The collector value of any U.S. banknote depends on its condition, type, variety, series date, denomination and production totals, so no single overall answer is possible. The United States government began issuing its own paper money in 1862, and issued many different designs for each denomination over the next 66 years. In 1928, U.S. paper money was reduced in size by 25 percent and the designs of each denomination were standardized as to the portraits on the face and the emblems or monuments on the back. You won't find large-sized pre-1928 U.S. currency in circulation, but any you run across will be worth more than face value and should be evaluated by a knowledgeable person.
This is the single biggest factor affecting the value of a U.S. banknote, says note dealer Heritage Auction Galleries. Uncirculated notes look as new as the day they left the printing press, crisp and clean with no stains, soiling, creases, folds or tears. As a collectible, these command the highest premium above face. Notes with creases and folds, but little soiling, may grade as Extremely Fine or Very Fine and can command a significant premium. Notes showing substantial soiling, creasing, folds and other signs of circulation wear but no major tears, stains or other damage may grade Fine and command a modest premium above face. Notes that are limp, dirty, frayed, torn, taped together, heavily worn, stained and damaged generally are worth only face value unless from a scarce issue.
U.S. Banknote Types
Small-sized U.S. currency comes in five major types, distinguishable by the color of the Treasury seal to the right of the portrait. The three most common types bear green, red and blue seals. Green seals are Federal Reserve Notes, and are the only type still being printed. Most green seals, including green seal $2 bills, are worth only face value. Some green seal notes from Series 1963 and earlier may command a significant premium if in uncirculated grade or from a scarce series. Red seal notes are United States Notes, last issued in 1971. The $2 and $5 red seals are considered common, and are worth only a few cents above face value unless in uncirculated grade or from a scarce series. All $1 red seals and $100 red seals are scarce and carry a significant premium above face value. Blue seal notes, last issued in 1962, are Silver Certificates. Issued in $1, $5 and $10 denominations, most blue seals in average circulated condition are worth only a few pennies above face value. Crisp uncirculated specimens and certain scarce issues can command significant premiums.
Two Scarce Types
Notes with brown and orange-yellow Treasury seals all are worth significantly more than face value, says Heritage Galleries, so you're not likely to encounter them in circulation.
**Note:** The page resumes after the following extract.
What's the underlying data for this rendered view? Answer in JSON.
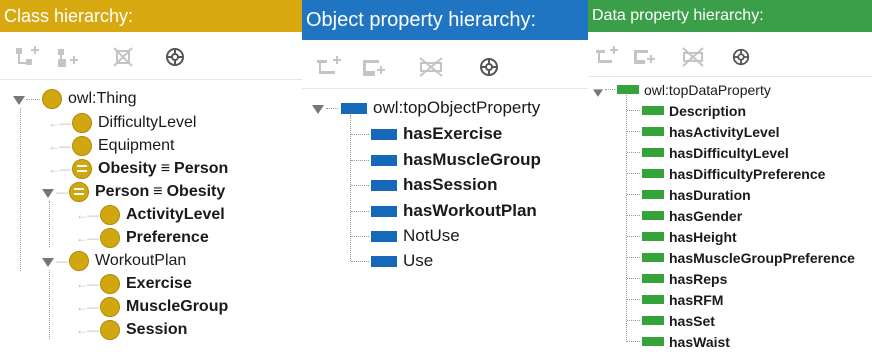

Brown seal notes are National Currency notes, issued 1929 to 1935, and are distinguished by a bank name to the left of the portrait. All are worth a significant premium above face value. Notes with an orange-yellow seal to the left of the portrait are Gold Certificates, issued 1928 to 1933. All command a substantial premium above face value. Gold and Silver Certificates can't be redeemed for gold or silver coins anymore, but are still legal tender at their face value.
U.S. Currency Varieties
The most common variety in U.S. currency is the star note. These notes have a star printed at the end of the serial number instead of the normal letter. Star notes are printed in a separate press run and used to replace spoiled notes from the regular press run. All star notes regardless of seal color have some premium above face value, ranging from a few pennies up to hundreds of dollars, said Heritage Galleries. Another variety is the special Series 1935A silver certificates issued during World War II in Hawaii, the Pacific Theater and North Africa. These notes were easily distinguished from regular U.S. currency so they could be declared worthless if large amounts were ever captured by the enemy. The Hawaii notes bear a brown seal and the word Hawaii overprinted on front and back. The North Africa notes had a bright yellow Treasury seal instead of the normal blue. These have significant premium value in better grades.
U.S. currency is dated by series year, not year of printing, according to the U.S. Treasury Department. Unlike with coins, the year date on U.S. currency doesn't change each year. Two events will change the series year date--a major currency redesign or appointment of a new Secretary of the Treasury. The series year gets a suffix letter when a new U.S. Treasurer is appointed. A new Treasury Secretary or Treasurer requires a change to the official signatures printed on each note.
U.S. currency since World War II has been issued in denominations of $1, $2, $5, $10, $20, $50 and $100, and these denominations are the most widely collected. Until 1946, the U.S. also issued green-seal Federal Reserve Notes in denominations of $500, $1,000, $5,000 and $10,000. All the denominations above $100 have some premium above face value, says Heritage Galleries, so you're not likely to encounter these in circulation.
As with any collectible item, certain issues of U.S. currency had much smaller press runs then others, creating rarities such as the Series 1933 $10 Silver Certificate. Any serious currency collector needs a reference book to identify the low-production rarities. "The Standard Guide to Small Sized U.S. Paper Money, 1928 to Date," by Dean Oakes and John Schwartz, is the standard reference book in this field, says Heritage Galleries. It's available from publisher Krause Publications and many other booksellers. It may also be available in your public library. Even if a note has no collector premium, though, all paper money issued by the U.S. government is still legal tender you can spend at its face value.